"University is so different as a mature student. You can put things into perspective quickly. I feel for the 18-year- olds."

Another positive and important thing happened in the late 1990s. Ngai Tahu settled its Treaty of Waitangi claim and was paid out. Daniels' father Monty was on the trust board in the early days with Tipene O'Regan and the recently deceased Henare (Rik) Tau.

Monty would ask his son to come along but he thought all they did was "moan and argue".

"There was no value in being Maori in the 60s or 70s, especially being brown in Brighton," Daniels says. "There weren't many of us.

"I started to get more serious about things. Grow up, maybe. Be more responsible."

These days Daniels is on the tribal council, Te Runanga o Ngai Tahu. He has had public battles with its chairman, Sir Mark Solomon, but "I respect Mark. He's very good at what he does."

For a decade, Daniels divided his time between Auckland and Christchurch. He went north in 2004 when the Radio Network launched Flava to compete with Mai FM. Hip-hop and R&B were largely new to him but those were "wonderful days". His daughter Stacey was the breakfast host and he was officially her boss.

He had left their mother when Stacey was 8 and Natasha was 6. Auckland gave him a chance to get to know them better.

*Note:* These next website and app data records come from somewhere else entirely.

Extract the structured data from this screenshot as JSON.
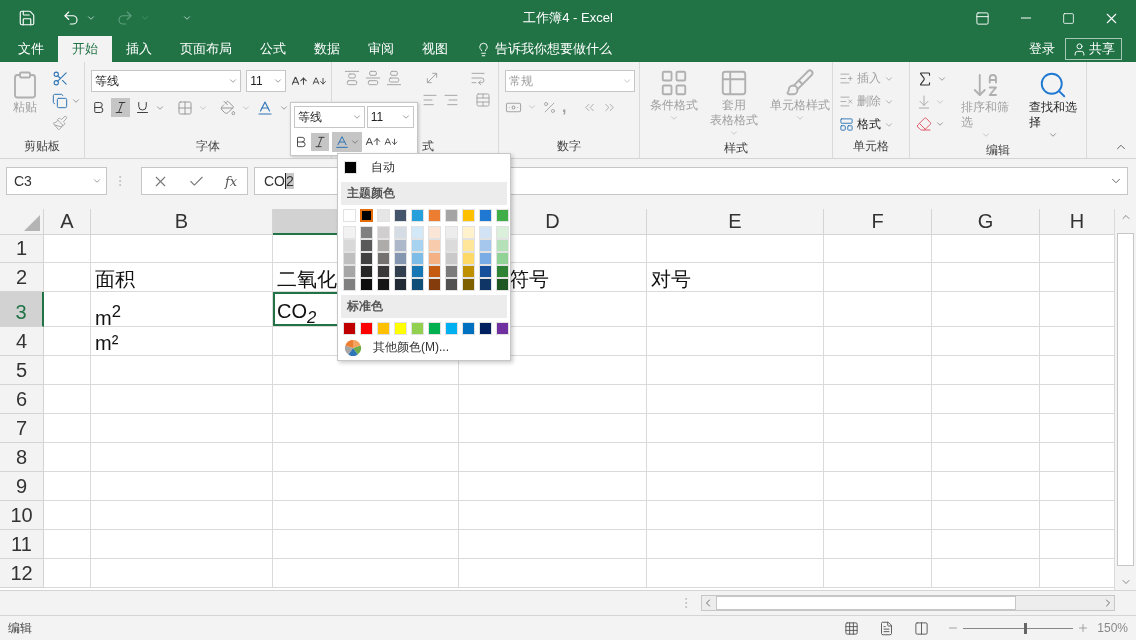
{
  "title_bar": {
    "title": "工作簿4 - Excel"
  },
  "menu_tabs": [
    {
      "label": "文件",
      "selected": false
    },
    {
      "label": "开始",
      "selected": true
    },
    {
      "label": "插入",
      "selected": false
    },
    {
      "label": "页面布局",
      "selected": false
    },
    {
      "label": "公式",
      "selected": false
    },
    {
      "label": "数据",
      "selected": false
    },
    {
      "label": "审阅",
      "selected": false
    },
    {
      "label": "视图",
      "selected": false
    }
  ],
  "tell_me": "告诉我你想要做什么",
  "account": {
    "sign_in": "登录",
    "share": "共享"
  },
  "ribbon": {
    "clipboard": {
      "paste": "粘贴",
      "label": "剪贴板"
    },
    "font": {
      "font_name": "等线",
      "font_size": "11",
      "italic_pressed": true,
      "label": "字体"
    },
    "alignment": {
      "label": "式",
      "disabled": true
    },
    "number": {
      "format": "常规",
      "comma": ",",
      "label": "数字",
      "disabled": true
    },
    "styles": {
      "items": [
        {
          "lines": [
            "条件格式"
          ],
          "disabled": true
        },
        {
          "lines": [
            "套用",
            "表格格式"
          ],
          "disabled": true
        },
        {
          "lines": [
            "单元格样式"
          ],
          "disabled": true
        }
      ],
      "label": "样式"
    },
    "cells": {
      "items": [
        {
          "label": "插入",
          "disabled": true
        },
        {
          "label": "删除",
          "disabled": true
        },
        {
          "label": "格式",
          "disabled": false
        }
      ],
      "label": "单元格"
    },
    "editing": {
      "sort": {
        "label": "排序和筛选",
        "disabled": true
      },
      "find": {
        "label": "查找和选择",
        "disabled": false
      },
      "label": "编辑"
    }
  },
  "formula_bar": {
    "name_box": "C3",
    "function_symbol": "fx",
    "value": "CO",
    "selected_text": "2"
  },
  "sheet": {
    "columns": [
      {
        "label": "A",
        "selected": false
      },
      {
        "label": "B",
        "selected": false
      },
      {
        "selected": true
      },
      {
        "label": "D",
        "selected": false
      },
      {
        "label": "E",
        "selected": false
      },
      {
        "label": "F",
        "selected": false
      },
      {
        "label": "G",
        "selected": false
      },
      {
        "label": "H",
        "selected": false
      }
    ],
    "rows": [
      {
        "label": "1",
        "selected": false,
        "cells": [
          {
            "selected": false
          },
          {
            "selected": false
          },
          {
            "selected": false
          },
          {
            "selected": false
          },
          {
            "selected": false
          },
          {
            "selected": false
          },
          {
            "selected": false
          },
          {
            "selected": false
          }
        ]
      },
      {
        "label": "2",
        "selected": false,
        "cells": [
          {
            "selected": false
          },
          {
            "text": "面积",
            "selected": false
          },
          {
            "text": "二氧化",
            "selected": false
          },
          {
            "text": "符号",
            "selected": false
          },
          {
            "text": "对号",
            "selected": false
          },
          {
            "selected": false
          },
          {
            "selected": false
          },
          {
            "selected": false
          }
        ]
      },
      {
        "label": "3",
        "selected": true,
        "cells": [
          {
            "selected": false
          },
          {
            "text": "m$^{2}$",
            "selected": false
          },
          {
            "text": "CO$_{2}$",
            "selected": true
          },
          {
            "selected": false
          },
          {
            "selected": false
          },
          {
            "selected": false
          },
          {
            "selected": false
          },
          {
            "selected": false
          }
        ]
      },
      {
        "label": "4",
        "selected": false,
        "cells": [
          {
            "selected": false
          },
          {
            "text": "m²",
            "selected": false
          },
          {
            "selected": false
          },
          {
            "selected": false
          },
          {
            "selected": false
          },
          {
            "selected": false
          },
          {
            "selected": false
          },
          {
            "selected": false
          }
        ]
      },
      {
        "label": "5",
        "selected": false,
        "cells": [
          {
            "selected": false
          },
          {
            "selected": false
          },
          {
            "selected": false
          },
          {
            "selected": false
          },
          {
            "selected": false
          },
          {
            "selected": false
          },
          {
            "selected": false
          },
          {
            "selected": false
          }
        ]
      },
      {
        "label": "6",
        "selected": false,
        "cells": [
          {
            "selected": false
          },
          {
            "selected": false
          },
          {
            "selected": false
          },
          {
            "selected": false
          },
          {
            "selected": false
          },
          {
            "selected": false
          },
          {
            "selected": false
          },
          {
            "selected": false
          }
        ]
      },
      {
        "label": "7",
        "selected": false,
        "cells": [
          {
            "selected": false
          },
          {
            "selected": false
          },
          {
            "selected": false
          },
          {
            "selected": false
          },
          {
            "selected": false
          },
          {
            "selected": false
          },
          {
            "selected": false
          },
          {
            "selected": false
          }
        ]
      },
      {
        "label": "8",
        "selected": false,
        "cells": [
          {
            "selected": false
          },
          {
            "selected": false
          },
          {
            "selected": false
          },
          {
            "selected": false
          },
          {
            "selected": false
          },
          {
            "selected": false
          },
          {
            "selected": false
          },
          {
            "selected": false
          }
        ]
      },
      {
        "label": "9",
        "selected": false,
        "cells": [
          {
            "selected": false
          },
          {
            "selected": false
          },
          {
            "selected": false
          },
          {
            "selected": false
          },
          {
            "selected": false
          },
          {
            "selected": false
          },
          {
            "selected": false
          },
          {
            "selected": false
          }
        ]
      },
      {
        "label": "10",
        "selected": false,
        "cells": [
          {
            "selected": false
          },
          {
            "selected": false
          },
          {
            "selected": false
          },
          {
            "selected": false
          },
          {
            "selected": false
          },
          {
            "selected": false
          },
          {
            "selected": false
          },
          {
            "selected": false
          }
        ]
      },
      {
        "label": "11",
        "selected": false,
        "cells": [
          {
            "selected": false
          },
          {
            "selected": false
          },
          {
            "selected": false
          },
          {
            "selected": false
          },
          {
            "selected": false
          },
          {
            "selected": false
          },
          {
            "selected": false
          },
          {
            "selected": false
          }
        ]
      },
      {
        "label": "12",
        "selected": false,
        "cells": [
          {
            "selected": false
          },
          {
            "selected": false
          },
          {
            "selected": false
          },
          {
            "selected": false
          },
          {
            "selected": false
          },
          {
            "selected": false
          },
          {
            "selected": false
          },
          {
            "selected": false
          }
        ]
      }
    ]
  },
  "mini_toolbar": {
    "font_name": "等线",
    "font_size": "11",
    "italic_pressed": true,
    "font_color_pressed": true
  },
  "color_menu": {
    "automatic": "自动",
    "theme_heading": "主题颜色",
    "theme_colors": [
      {
        "color": "#ffffff",
        "selected": false,
        "shades": [
          {
            "color": "#f2f2f2"
          },
          {
            "color": "#d9d9d9"
          },
          {
            "color": "#bfbfbf"
          },
          {
            "color": "#a6a6a6"
          },
          {
            "color": "#808080"
          }
        ]
      },
      {
        "color": "#000000",
        "selected": true,
        "shades": [
          {
            "color": "#808080"
          },
          {
            "color": "#595959"
          },
          {
            "color": "#404040"
          },
          {
            "color": "#262626"
          },
          {
            "color": "#0d0d0d"
          }
        ]
      },
      {
        "color": "#e7e6e6",
        "selected": false,
        "shades": [
          {
            "color": "#d0cece"
          },
          {
            "color": "#aeabab"
          },
          {
            "color": "#757171"
          },
          {
            "color": "#3a3838"
          },
          {
            "color": "#171616"
          }
        ]
      },
      {
        "color": "#44546a",
        "selected": false,
        "shades": [
          {
            "color": "#d6dce4"
          },
          {
            "color": "#adb9ca"
          },
          {
            "color": "#8496b0"
          },
          {
            "color": "#323f4f"
          },
          {
            "color": "#222a35"
          }
        ]
      },
      {
        "color": "#26a0da",
        "selected": false,
        "shades": [
          {
            "color": "#d3e9f7"
          },
          {
            "color": "#a8d3f0"
          },
          {
            "color": "#7dbde8"
          },
          {
            "color": "#1777b4"
          },
          {
            "color": "#0f4f78"
          }
        ]
      },
      {
        "color": "#ed7d31",
        "selected": false,
        "shades": [
          {
            "color": "#fbe5d6"
          },
          {
            "color": "#f8cbad"
          },
          {
            "color": "#f4b183"
          },
          {
            "color": "#c55a11"
          },
          {
            "color": "#843c0c"
          }
        ]
      },
      {
        "color": "#a5a5a5",
        "selected": false,
        "shades": [
          {
            "color": "#ededed"
          },
          {
            "color": "#dbdbdb"
          },
          {
            "color": "#c9c9c9"
          },
          {
            "color": "#7b7b7b"
          },
          {
            "color": "#525252"
          }
        ]
      },
      {
        "color": "#ffc000",
        "selected": false,
        "shades": [
          {
            "color": "#fff2cc"
          },
          {
            "color": "#ffe699"
          },
          {
            "color": "#ffd966"
          },
          {
            "color": "#bf9000"
          },
          {
            "color": "#7f6000"
          }
        ]
      },
      {
        "color": "#1f78d1",
        "selected": false,
        "shades": [
          {
            "color": "#d2e3f6"
          },
          {
            "color": "#a5c7ee"
          },
          {
            "color": "#79abe5"
          },
          {
            "color": "#174f9b"
          },
          {
            "color": "#0f3466"
          }
        ]
      },
      {
        "color": "#3fae49",
        "selected": false,
        "shades": [
          {
            "color": "#daf0db"
          },
          {
            "color": "#b5e1b8"
          },
          {
            "color": "#91d296"
          },
          {
            "color": "#2e8234"
          },
          {
            "color": "#1f5723"
          }
        ]
      }
    ],
    "standard_heading": "标准色",
    "standard_colors": [
      {
        "color": "#c00000"
      },
      {
        "color": "#ff0000"
      },
      {
        "color": "#ffc000"
      },
      {
        "color": "#ffff00"
      },
      {
        "color": "#92d050"
      },
      {
        "color": "#00b050"
      },
      {
        "color": "#00b0f0"
      },
      {
        "color": "#0070c0"
      },
      {
        "color": "#002060"
      },
      {
        "color": "#7030a0"
      }
    ],
    "more_colors": "其他颜色(M)..."
  },
  "status_bar": {
    "mode": "编辑",
    "zoom": "150%",
    "zoom_slider": {
      "level": 0.56
    }
  }
}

He says that he has always had an adult-adult relationship with Stacey whereas his relationship with Natasha, just 18 months younger, has been parent- child. This is partly because of their ages when he left and partly about personality type.

"Stacey's driven. Like me, I imagine. She takes no prisoners, is demanding on herself and therefore on others around her. She's high-performance and high- maintenance. Probably I am as well."

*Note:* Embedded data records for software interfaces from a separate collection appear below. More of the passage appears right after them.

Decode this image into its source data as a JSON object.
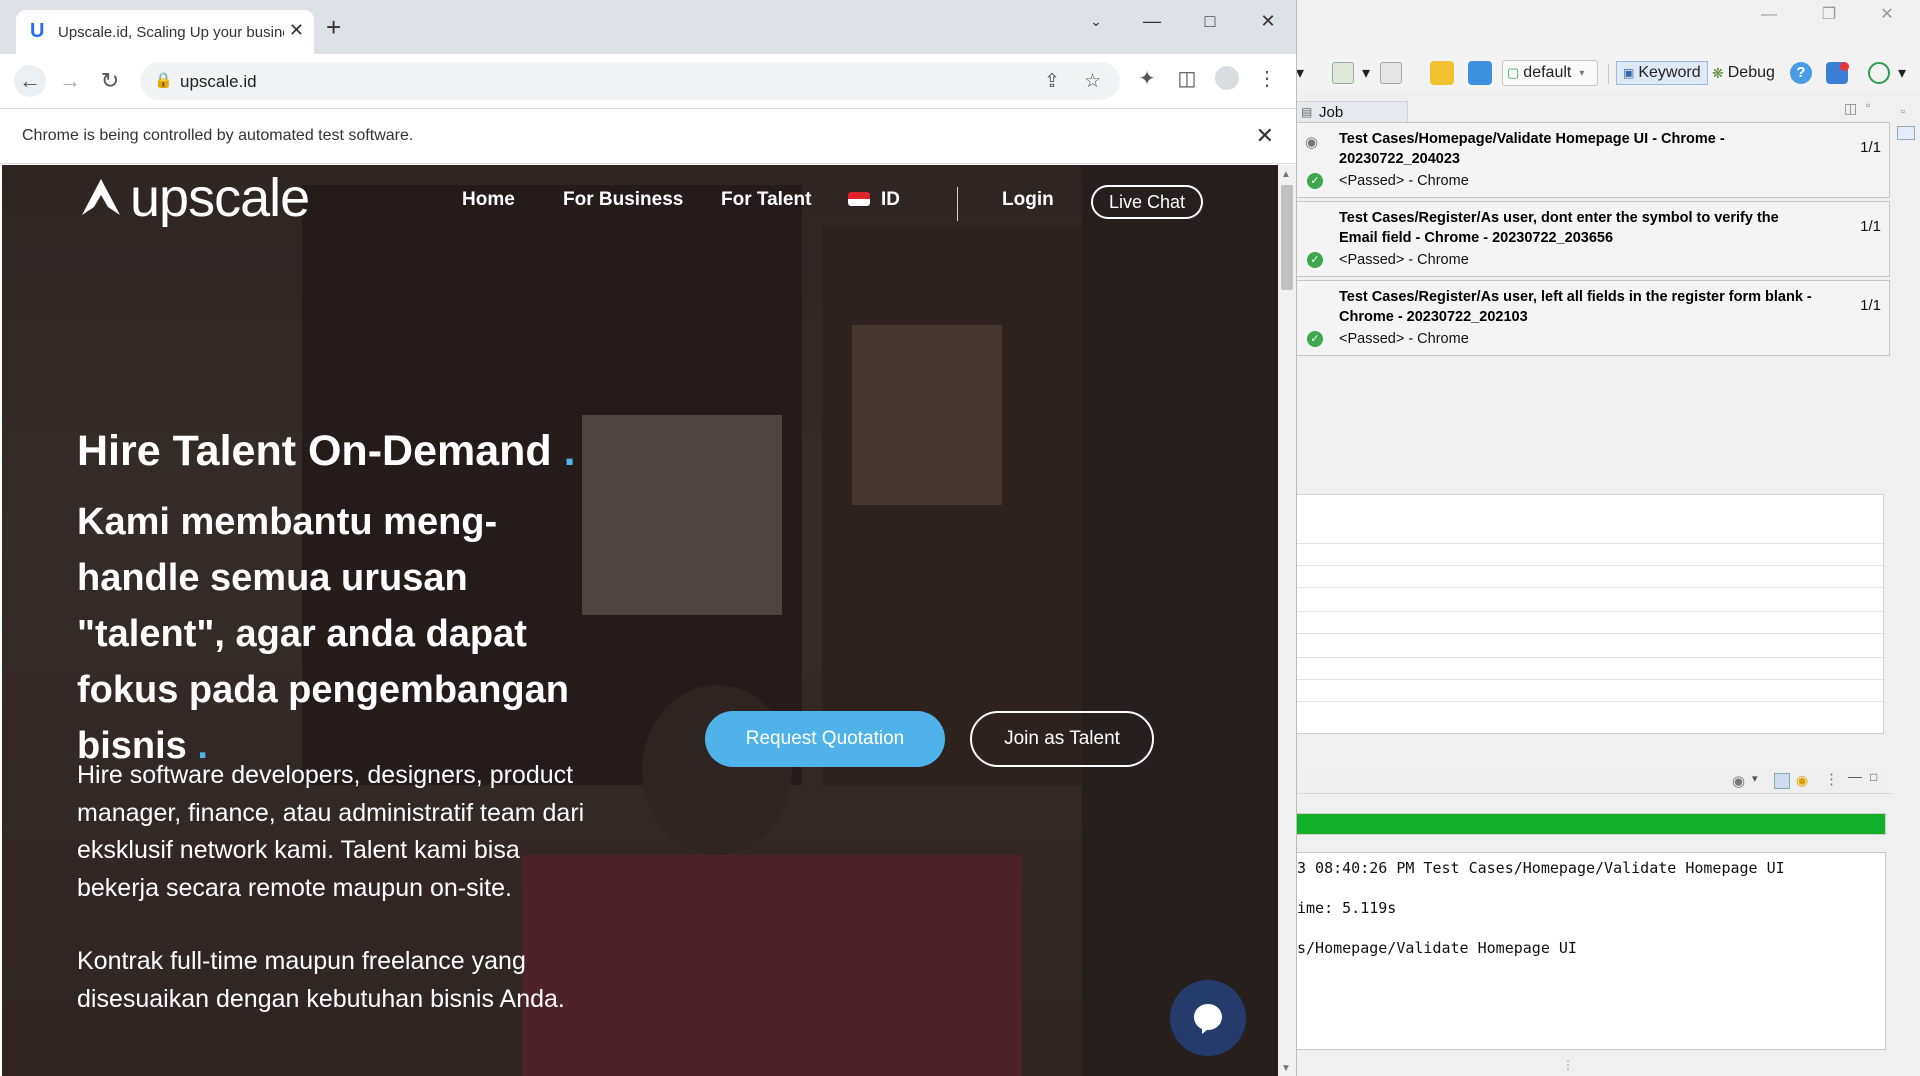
{
  "browser": {
    "tab_title": "Upscale.id, Scaling Up your business",
    "url": "upscale.id",
    "infobar_text": "Chrome is being controlled by automated test software."
  },
  "site": {
    "logo_text": "upscale",
    "nav": {
      "home": "Home",
      "for_business": "For Business",
      "for_talent": "For Talent",
      "language": "ID",
      "login": "Login",
      "live_chat": "Live Chat"
    },
    "hero": {
      "title": "Hire Talent On-Demand",
      "subtitle": "Kami membantu meng-handle semua urusan \"talent\", agar anda dapat fokus pada pengembangan bisnis",
      "paragraph1": "Hire software developers, designers, product manager, finance, atau administratif team dari eksklusif network kami. Talent kami bisa bekerja secara remote maupun on-site.",
      "paragraph2": "Kontrak full-time maupun freelance yang disesuaikan dengan kebutuhan bisnis Anda.",
      "btn_quote": "Request Quotation",
      "btn_talent": "Join as Talent"
    },
    "colors": {
      "accent": "#4fb3ea",
      "chat": "#243b6b"
    }
  },
  "ide": {
    "toolbar": {
      "profile": "default",
      "keyword": "Keyword",
      "debug": "Debug"
    },
    "job_progress": {
      "tab_label": "Job Progress",
      "jobs": [
        {
          "title": "Test Cases/Homepage/Validate Homepage UI - Chrome - 20230722_204023",
          "status": "<Passed> - Chrome",
          "count": "1/1"
        },
        {
          "title": "Test Cases/Register/As user, dont enter the symbol to verify the Email field - Chrome - 20230722_203656",
          "status": "<Passed> - Chrome",
          "count": "1/1"
        },
        {
          "title": "Test Cases/Register/As user, left all fields in the register form blank - Chrome - 20230722_202103",
          "status": "<Passed> - Chrome",
          "count": "1/1"
        }
      ]
    },
    "progress": 1.0,
    "console_lines": [
      "3 08:40:26 PM Test Cases/Homepage/Validate Homepage UI",
      "ime: 5.119s",
      "s/Homepage/Validate Homepage UI"
    ]
  }
}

You get the sense that Daniels has been doing some self-analytical thinking. "It's been an interesting time to be alive," he says, and he isn't just talking about technology and race relations, but feminism. "Some of us struggled with those changes. After being dumped a few times, I thought maybe I'm the common denominator here."

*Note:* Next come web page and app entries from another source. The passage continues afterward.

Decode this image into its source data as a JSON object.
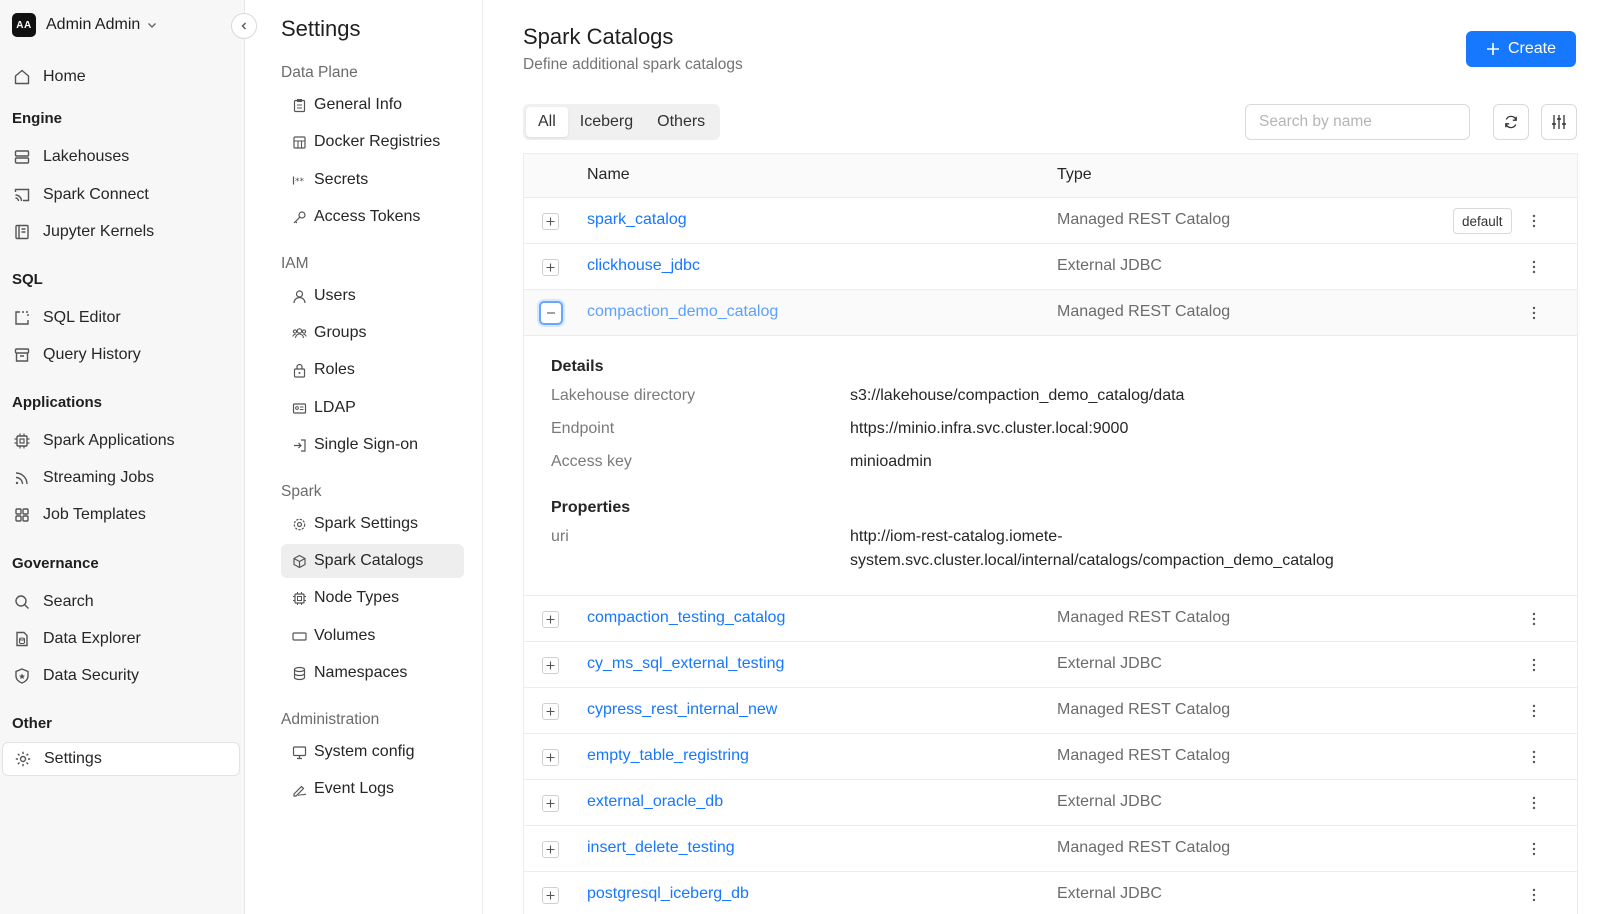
{
  "user": {
    "initials": "AA",
    "name": "Admin Admin"
  },
  "nav": {
    "home": "Home",
    "sections": {
      "engine": "Engine",
      "sql": "SQL",
      "applications": "Applications",
      "governance": "Governance",
      "other": "Other"
    },
    "items": {
      "lakehouses": "Lakehouses",
      "spark_connect": "Spark Connect",
      "jupyter_kernels": "Jupyter Kernels",
      "sql_editor": "SQL Editor",
      "query_history": "Query History",
      "spark_applications": "Spark Applications",
      "streaming_jobs": "Streaming Jobs",
      "job_templates": "Job Templates",
      "search": "Search",
      "data_explorer": "Data Explorer",
      "data_security": "Data Security",
      "settings": "Settings"
    }
  },
  "settings": {
    "title": "Settings",
    "sections": {
      "data_plane": "Data Plane",
      "iam": "IAM",
      "spark": "Spark",
      "administration": "Administration"
    },
    "items": {
      "general_info": "General Info",
      "docker_registries": "Docker Registries",
      "secrets": "Secrets",
      "access_tokens": "Access Tokens",
      "users": "Users",
      "groups": "Groups",
      "roles": "Roles",
      "ldap": "LDAP",
      "single_sign_on": "Single Sign-on",
      "spark_settings": "Spark Settings",
      "spark_catalogs": "Spark Catalogs",
      "node_types": "Node Types",
      "volumes": "Volumes",
      "namespaces": "Namespaces",
      "system_config": "System config",
      "event_logs": "Event Logs"
    }
  },
  "page": {
    "title": "Spark Catalogs",
    "subtitle": "Define additional spark catalogs",
    "create_label": "Create",
    "tabs": {
      "all": "All",
      "iceberg": "Iceberg",
      "others": "Others"
    },
    "search_placeholder": "Search by name"
  },
  "table": {
    "headers": {
      "name": "Name",
      "type": "Type"
    },
    "default_badge": "default",
    "rows": [
      {
        "name": "spark_catalog",
        "type": "Managed REST Catalog"
      },
      {
        "name": "clickhouse_jdbc",
        "type": "External JDBC"
      },
      {
        "name": "compaction_demo_catalog",
        "type": "Managed REST Catalog"
      },
      {
        "name": "compaction_testing_catalog",
        "type": "Managed REST Catalog"
      },
      {
        "name": "cy_ms_sql_external_testing",
        "type": "External JDBC"
      },
      {
        "name": "cypress_rest_internal_new",
        "type": "Managed REST Catalog"
      },
      {
        "name": "empty_table_registring",
        "type": "Managed REST Catalog"
      },
      {
        "name": "external_oracle_db",
        "type": "External JDBC"
      },
      {
        "name": "insert_delete_testing",
        "type": "Managed REST Catalog"
      },
      {
        "name": "postgresql_iceberg_db",
        "type": "External JDBC"
      }
    ],
    "details": {
      "details_heading": "Details",
      "lakehouse_directory_label": "Lakehouse directory",
      "lakehouse_directory_value": "s3://lakehouse/compaction_demo_catalog/data",
      "endpoint_label": "Endpoint",
      "endpoint_value": "https://minio.infra.svc.cluster.local:9000",
      "access_key_label": "Access key",
      "access_key_value": "minioadmin",
      "properties_heading": "Properties",
      "uri_label": "uri",
      "uri_value_line1": "http://iom-rest-catalog.iomete-",
      "uri_value_line2": "system.svc.cluster.local/internal/catalogs/compaction_demo_catalog"
    }
  },
  "colors": {
    "accent": "#1677ff",
    "nav_bg": "#f7f7f7",
    "active_item_bg": "#eeeeee"
  }
}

He has married a third time. Dianne Thorpe was some years behind him at North New Brighton.

He made peace with his first wife before she died of breast cancer. He made peace with his second wife, Nikki, and would platonically occupy the spare room at her place in Sumner when he was in town on Ngai Tahu business. Back in Auckland, Dianne was comfortable with the arrangement.

"She's a cool chick, man."

He learnt just how cool 10 years ago. He had recently shifted to Auckland to work at Flava, taking Dianne and her two daughters with him, when a Press reporter rang to say he had been declared bankrupt. He says he was genuinely shocked at the news.

"It was my failed experiment at being a bar owner. I went in reasonably cashed up and lost a lot of money."

He suspects that many New Zealand men have had the same dream, to be owner of their own bar, to see their name above the door. His failed dream happened in Sumner.

Lesson learned: "My mantra is that humans, cash and alcohol are the worst combination you will ever find."

Some personal shame came with bankruptcy. He informed the Radio Network and then he had to tell Diane. He offered to fly her and her two daughters back to Christchurch. She told him she wasn't going anywhere.

"I'd only lived with her for two weeks," he marvels. "That was a beautiful moment. She's got everything I've loved in women, from sexy to sensible."

But middle age is not all seriousness and moderation. His radio show may sound more like a pot luck dinner party these days than a party in a pub but he still sings in bands. In Sumner last year, at a fundraiser for a friend's daughter, he gamely performed Sweet Transvestite from The Rocky Horror Show.

That was in full drag. Suspenders, wig, make-up. There may be some video floating around.

He has a band called the Pack Rats that do Frank Sinatra and Dean Martin- era songs. Another band, the Boomer Babies, are contemporary, with a repertoire that goes all the way up to Robin Thicke's Blurred Lines.

"That always goes down really well. We play up to it."

Apologies for the image but does that mean he twerks?

"I don't twerk but I do flirt on stage," he says brightly.

"That's why most people go into bands, isn't it?

"To meet girls? I've been doing it since the 70s."

The Press